_Aim of the exercise_
The output is to match the entries below character for character.

*** Data shown Section Begins ***

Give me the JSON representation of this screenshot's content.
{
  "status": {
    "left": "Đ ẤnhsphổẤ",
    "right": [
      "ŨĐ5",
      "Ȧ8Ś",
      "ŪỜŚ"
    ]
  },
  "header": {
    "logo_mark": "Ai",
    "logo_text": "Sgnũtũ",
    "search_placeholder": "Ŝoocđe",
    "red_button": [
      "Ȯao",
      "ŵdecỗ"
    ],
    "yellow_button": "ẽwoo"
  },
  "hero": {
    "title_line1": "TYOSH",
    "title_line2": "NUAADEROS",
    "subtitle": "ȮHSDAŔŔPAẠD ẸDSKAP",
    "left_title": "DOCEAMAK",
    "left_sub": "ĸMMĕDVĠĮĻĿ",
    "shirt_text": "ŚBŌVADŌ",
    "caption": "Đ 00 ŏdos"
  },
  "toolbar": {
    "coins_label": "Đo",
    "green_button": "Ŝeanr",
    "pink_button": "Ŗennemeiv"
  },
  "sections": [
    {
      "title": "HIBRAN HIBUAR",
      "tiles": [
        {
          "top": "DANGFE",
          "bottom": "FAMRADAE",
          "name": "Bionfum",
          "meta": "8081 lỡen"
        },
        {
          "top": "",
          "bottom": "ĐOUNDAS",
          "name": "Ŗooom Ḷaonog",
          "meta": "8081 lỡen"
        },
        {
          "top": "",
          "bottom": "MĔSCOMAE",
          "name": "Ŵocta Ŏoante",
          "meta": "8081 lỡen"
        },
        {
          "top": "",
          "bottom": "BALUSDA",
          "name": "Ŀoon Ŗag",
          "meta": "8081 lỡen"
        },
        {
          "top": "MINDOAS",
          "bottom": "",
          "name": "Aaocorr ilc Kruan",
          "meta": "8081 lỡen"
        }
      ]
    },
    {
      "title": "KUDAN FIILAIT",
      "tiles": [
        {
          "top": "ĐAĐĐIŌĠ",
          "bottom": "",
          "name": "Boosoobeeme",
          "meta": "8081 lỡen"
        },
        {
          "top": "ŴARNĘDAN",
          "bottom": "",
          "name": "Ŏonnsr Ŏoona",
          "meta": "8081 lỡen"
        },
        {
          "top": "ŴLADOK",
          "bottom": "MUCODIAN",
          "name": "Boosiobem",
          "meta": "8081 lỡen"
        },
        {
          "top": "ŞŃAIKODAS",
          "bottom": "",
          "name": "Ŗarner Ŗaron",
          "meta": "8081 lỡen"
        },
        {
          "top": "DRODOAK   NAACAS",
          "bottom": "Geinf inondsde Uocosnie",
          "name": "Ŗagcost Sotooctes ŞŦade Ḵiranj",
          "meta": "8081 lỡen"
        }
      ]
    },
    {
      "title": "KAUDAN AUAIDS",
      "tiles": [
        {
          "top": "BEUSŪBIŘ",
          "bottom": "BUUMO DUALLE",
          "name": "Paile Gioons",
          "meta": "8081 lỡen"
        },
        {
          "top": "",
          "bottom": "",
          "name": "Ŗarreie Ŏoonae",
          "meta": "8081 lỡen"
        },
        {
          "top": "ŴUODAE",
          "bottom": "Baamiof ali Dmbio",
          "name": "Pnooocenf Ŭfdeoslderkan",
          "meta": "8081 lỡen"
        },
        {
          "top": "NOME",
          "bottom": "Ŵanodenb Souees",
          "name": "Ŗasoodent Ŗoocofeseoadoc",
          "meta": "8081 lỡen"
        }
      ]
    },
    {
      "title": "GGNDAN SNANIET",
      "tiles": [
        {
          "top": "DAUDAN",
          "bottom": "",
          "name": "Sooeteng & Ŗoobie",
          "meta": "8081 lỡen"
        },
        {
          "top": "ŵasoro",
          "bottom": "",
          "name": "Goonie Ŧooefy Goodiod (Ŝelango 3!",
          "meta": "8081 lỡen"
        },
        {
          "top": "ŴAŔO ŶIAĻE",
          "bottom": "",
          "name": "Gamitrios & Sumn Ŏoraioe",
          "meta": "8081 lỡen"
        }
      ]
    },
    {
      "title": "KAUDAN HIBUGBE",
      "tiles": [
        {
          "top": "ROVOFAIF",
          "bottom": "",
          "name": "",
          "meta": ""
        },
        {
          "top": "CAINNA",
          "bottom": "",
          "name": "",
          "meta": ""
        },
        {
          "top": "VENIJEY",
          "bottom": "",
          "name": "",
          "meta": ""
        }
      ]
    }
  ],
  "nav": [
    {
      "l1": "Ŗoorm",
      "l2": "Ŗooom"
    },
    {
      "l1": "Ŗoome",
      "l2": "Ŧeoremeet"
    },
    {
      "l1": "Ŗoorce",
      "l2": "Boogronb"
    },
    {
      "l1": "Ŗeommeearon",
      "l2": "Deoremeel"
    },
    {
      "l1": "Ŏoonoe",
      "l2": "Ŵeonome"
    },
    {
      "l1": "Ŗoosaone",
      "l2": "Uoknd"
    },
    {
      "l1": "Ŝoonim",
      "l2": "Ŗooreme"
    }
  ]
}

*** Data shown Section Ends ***

_Solved problem_
Give me the JSON representation of this screenshot's content.
{
  "status": {
    "left": "Đ ẤnhsphổẤ",
    "right": [
      "ŨĐ5",
      "Ȧ8Ś",
      "ŪỜŚ"
    ]
  },
  "header": {
    "logo_mark": "Ai",
    "logo_text": "Sgnũtũ",
    "search_placeholder": "Ŝoocđe",
    "red_button": [
      "Ȯao",
      "ŵdecỗ"
    ],
    "yellow_button": "ẽwoo"
  },
  "hero": {
    "title_line1": "TYOSH",
    "title_line2": "NUAADEROS",
    "subtitle": "ȮHSDAŔŔPAẠD ẸDSKAP",
    "left_title": "DOCEAMAK",
    "left_sub": "ĸMMĕDVĠĮĻĿ",
    "shirt_text": "ŚBŌVADŌ",
    "caption": "Đ 00 ŏdos"
  },
  "toolbar": {
    "coins_label": "Đo",
    "green_button": "Ŝeanr",
    "pink_button": "Ŗennemeiv"
  },
  "sections": [
    {
      "title": "HIBRAN HIBUAR",
      "tiles": [
        {
          "top": "DANGFE",
          "bottom": "FAMRADAE",
          "name": "Bionfum",
          "meta": "8081 lỡen"
        },
        {
          "top": "",
          "bottom": "ĐOUNDAS",
          "name": "Ŗooom Ḷaonog",
          "meta": "8081 lỡen"
        },
        {
          "top": "",
          "bottom": "MĔSCOMAE",
          "name": "Ŵocta Ŏoante",
          "meta": "8081 lỡen"
        },
        {
          "top": "",
          "bottom": "BALUSDA",
          "name": "Ŀoon Ŗag",
          "meta": "8081 lỡen"
        },
        {
          "top": "MINDOAS",
          "bottom": "",
          "name": "Aaocorr ilc Kruan",
          "meta": "8081 lỡen"
        }
      ]
    },
    {
      "title": "KUDAN FIILAIT",
      "tiles": [
        {
          "top": "ĐAĐĐIŌĠ",
          "bottom": "",
          "name": "Boosoobeeme",
          "meta": "8081 lỡen"
        },
        {
          "top": "ŴARNĘDAN",
          "bottom": "",
          "name": "Ŏonnsr Ŏoona",
          "meta": "8081 lỡen"
        },
        {
          "top": "ŴLADOK",
          "bottom": "MUCODIAN",
          "name": "Boosiobem",
          "meta": "8081 lỡen"
        },
        {
          "top": "ŞŃAIKODAS",
          "bottom": "",
          "name": "Ŗarner Ŗaron",
          "meta": "8081 lỡen"
        },
        {
          "top": "DRODOAK   NAACAS",
          "bottom": "Geinf inondsde Uocosnie",
          "name": "Ŗagcost Sotooctes ŞŦade Ḵiranj",
          "meta": "8081 lỡen"
        }
      ]
    },
    {
      "title": "KAUDAN AUAIDS",
      "tiles": [
        {
          "top": "BEUSŪBIŘ",
          "bottom": "BUUMO DUALLE",
          "name": "Paile Gioons",
          "meta": "8081 lỡen"
        },
        {
          "top": "",
          "bottom": "",
          "name": "Ŗarreie Ŏoonae",
          "meta": "8081 lỡen"
        },
        {
          "top": "ŴUODAE",
          "bottom": "Baamiof ali Dmbio",
          "name": "Pnooocenf Ŭfdeoslderkan",
          "meta": "8081 lỡen"
        },
        {
          "top": "NOME",
          "bottom": "Ŵanodenb Souees",
          "name": "Ŗasoodent Ŗoocofeseoadoc",
          "meta": "8081 lỡen"
        }
      ]
    },
    {
      "title": "GGNDAN SNANIET",
      "tiles": [
        {
          "top": "DAUDAN",
          "bottom": "",
          "name": "Sooeteng & Ŗoobie",
          "meta": "8081 lỡen"
        },
        {
          "top": "ŵasoro",
          "bottom": "",
          "name": "Goonie Ŧooefy Goodiod (Ŝelango 3!",
          "meta": "8081 lỡen"
        },
        {
          "top": "ŴAŔO ŶIAĻE",
          "bottom": "",
          "name": "Gamitrios & Sumn Ŏoraioe",
          "meta": "8081 lỡen"
        }
      ]
    },
    {
      "title": "KAUDAN HIBUGBE",
      "tiles": [
        {
          "top": "ROVOFAIF",
          "bottom": "",
          "name": "",
          "meta": ""
        },
        {
          "top": "CAINNA",
          "bottom": "",
          "name": "",
          "meta": ""
        },
        {
          "top": "VENIJEY",
          "bottom": "",
          "name": "",
          "meta": ""
        }
      ]
    }
  ],
  "nav": [
    {
      "l1": "Ŗoorm",
      "l2": "Ŗooom"
    },
    {
      "l1": "Ŗoome",
      "l2": "Ŧeoremeet"
    },
    {
      "l1": "Ŗoorce",
      "l2": "Boogronb"
    },
    {
      "l1": "Ŗeommeearon",
      "l2": "Deoremeel"
    },
    {
      "l1": "Ŏoonoe",
      "l2": "Ŵeonome"
    },
    {
      "l1": "Ŗoosaone",
      "l2": "Uoknd"
    },
    {
      "l1": "Ŝoonim",
      "l2": "Ŗooreme"
    }
  ]
}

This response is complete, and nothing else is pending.